■ REQUIRED WORK:
Each line of the data is to be output verbatim, with the images removed.

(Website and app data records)
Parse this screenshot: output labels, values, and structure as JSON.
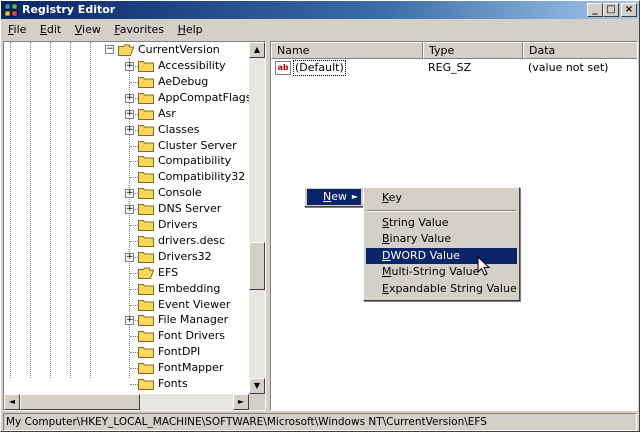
{
  "window": {
    "title": "Registry Editor",
    "btn_min": "_",
    "btn_max": "□",
    "btn_close": "×"
  },
  "menu": [
    {
      "label": "File",
      "accel": "F",
      "rest": "ile"
    },
    {
      "label": "Edit",
      "accel": "E",
      "rest": "dit"
    },
    {
      "label": "View",
      "accel": "V",
      "rest": "iew"
    },
    {
      "label": "Favorites",
      "accel": "F",
      "rest": "avorites",
      "prefix": ""
    },
    {
      "label": "Help",
      "accel": "H",
      "rest": "elp"
    }
  ],
  "tree": {
    "parent": "CurrentVersion",
    "items": [
      {
        "label": "Accessibility",
        "expandable": true
      },
      {
        "label": "AeDebug",
        "expandable": false
      },
      {
        "label": "AppCompatFlags",
        "expandable": true
      },
      {
        "label": "Asr",
        "expandable": true
      },
      {
        "label": "Classes",
        "expandable": true
      },
      {
        "label": "Cluster Server",
        "expandable": false
      },
      {
        "label": "Compatibility",
        "expandable": false
      },
      {
        "label": "Compatibility32",
        "expandable": false
      },
      {
        "label": "Console",
        "expandable": true
      },
      {
        "label": "DNS Server",
        "expandable": true
      },
      {
        "label": "Drivers",
        "expandable": false
      },
      {
        "label": "drivers.desc",
        "expandable": false
      },
      {
        "label": "Drivers32",
        "expandable": true
      },
      {
        "label": "EFS",
        "expandable": false,
        "open": true
      },
      {
        "label": "Embedding",
        "expandable": false
      },
      {
        "label": "Event Viewer",
        "expandable": false
      },
      {
        "label": "File Manager",
        "expandable": true
      },
      {
        "label": "Font Drivers",
        "expandable": false
      },
      {
        "label": "FontDPI",
        "expandable": false
      },
      {
        "label": "FontMapper",
        "expandable": false
      },
      {
        "label": "Fonts",
        "expandable": false
      }
    ]
  },
  "list": {
    "columns": [
      "Name",
      "Type",
      "Data"
    ],
    "rows": [
      {
        "icon": "ab",
        "name": "(Default)",
        "type": "REG_SZ",
        "data": "(value not set)"
      }
    ]
  },
  "context_menu": {
    "new_label": "New",
    "new_accel": "N",
    "submenu": [
      {
        "label": "Key",
        "accel": "K",
        "rest": "ey"
      },
      {
        "label": "String Value",
        "accel": "S",
        "rest": "tring Value"
      },
      {
        "label": "Binary Value",
        "accel": "B",
        "rest": "inary Value"
      },
      {
        "label": "DWORD Value",
        "accel": "D",
        "rest": "WORD Value"
      },
      {
        "label": "Multi-String Value",
        "accel": "M",
        "rest": "ulti-String Value"
      },
      {
        "label": "Expandable String Value",
        "accel": "E",
        "rest": "xpandable String Value"
      }
    ],
    "selected": "DWORD Value"
  },
  "status": "My Computer\\HKEY_LOCAL_MACHINE\\SOFTWARE\\Microsoft\\Windows NT\\CurrentVersion\\EFS",
  "colors": {
    "title_active": "#0a246a",
    "selection": "#0a246a",
    "chrome": "#d4d0c8",
    "folder": "#f8d860"
  }
}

■ RESULT OF THE TASK:
Parse this screenshot: output labels, values, and structure as JSON.
{
  "window": {
    "title": "Registry Editor",
    "btn_min": "_",
    "btn_max": "□",
    "btn_close": "×"
  },
  "menu": [
    {
      "label": "File",
      "accel": "F",
      "rest": "ile"
    },
    {
      "label": "Edit",
      "accel": "E",
      "rest": "dit"
    },
    {
      "label": "View",
      "accel": "V",
      "rest": "iew"
    },
    {
      "label": "Favorites",
      "accel": "F",
      "rest": "avorites",
      "prefix": ""
    },
    {
      "label": "Help",
      "accel": "H",
      "rest": "elp"
    }
  ],
  "tree": {
    "parent": "CurrentVersion",
    "items": [
      {
        "label": "Accessibility",
        "expandable": true
      },
      {
        "label": "AeDebug",
        "expandable": false
      },
      {
        "label": "AppCompatFlags",
        "expandable": true
      },
      {
        "label": "Asr",
        "expandable": true
      },
      {
        "label": "Classes",
        "expandable": true
      },
      {
        "label": "Cluster Server",
        "expandable": false
      },
      {
        "label": "Compatibility",
        "expandable": false
      },
      {
        "label": "Compatibility32",
        "expandable": false
      },
      {
        "label": "Console",
        "expandable": true
      },
      {
        "label": "DNS Server",
        "expandable": true
      },
      {
        "label": "Drivers",
        "expandable": false
      },
      {
        "label": "drivers.desc",
        "expandable": false
      },
      {
        "label": "Drivers32",
        "expandable": true
      },
      {
        "label": "EFS",
        "expandable": false,
        "open": true
      },
      {
        "label": "Embedding",
        "expandable": false
      },
      {
        "label": "Event Viewer",
        "expandable": false
      },
      {
        "label": "File Manager",
        "expandable": true
      },
      {
        "label": "Font Drivers",
        "expandable": false
      },
      {
        "label": "FontDPI",
        "expandable": false
      },
      {
        "label": "FontMapper",
        "expandable": false
      },
      {
        "label": "Fonts",
        "expandable": false
      }
    ]
  },
  "list": {
    "columns": [
      "Name",
      "Type",
      "Data"
    ],
    "rows": [
      {
        "icon": "ab",
        "name": "(Default)",
        "type": "REG_SZ",
        "data": "(value not set)"
      }
    ]
  },
  "context_menu": {
    "new_label": "New",
    "new_accel": "N",
    "submenu": [
      {
        "label": "Key",
        "accel": "K",
        "rest": "ey"
      },
      {
        "label": "String Value",
        "accel": "S",
        "rest": "tring Value"
      },
      {
        "label": "Binary Value",
        "accel": "B",
        "rest": "inary Value"
      },
      {
        "label": "DWORD Value",
        "accel": "D",
        "rest": "WORD Value"
      },
      {
        "label": "Multi-String Value",
        "accel": "M",
        "rest": "ulti-String Value"
      },
      {
        "label": "Expandable String Value",
        "accel": "E",
        "rest": "xpandable String Value"
      }
    ],
    "selected": "DWORD Value"
  },
  "status": "My Computer\\HKEY_LOCAL_MACHINE\\SOFTWARE\\Microsoft\\Windows NT\\CurrentVersion\\EFS",
  "colors": {
    "title_active": "#0a246a",
    "selection": "#0a246a",
    "chrome": "#d4d0c8",
    "folder": "#f8d860"
  }
}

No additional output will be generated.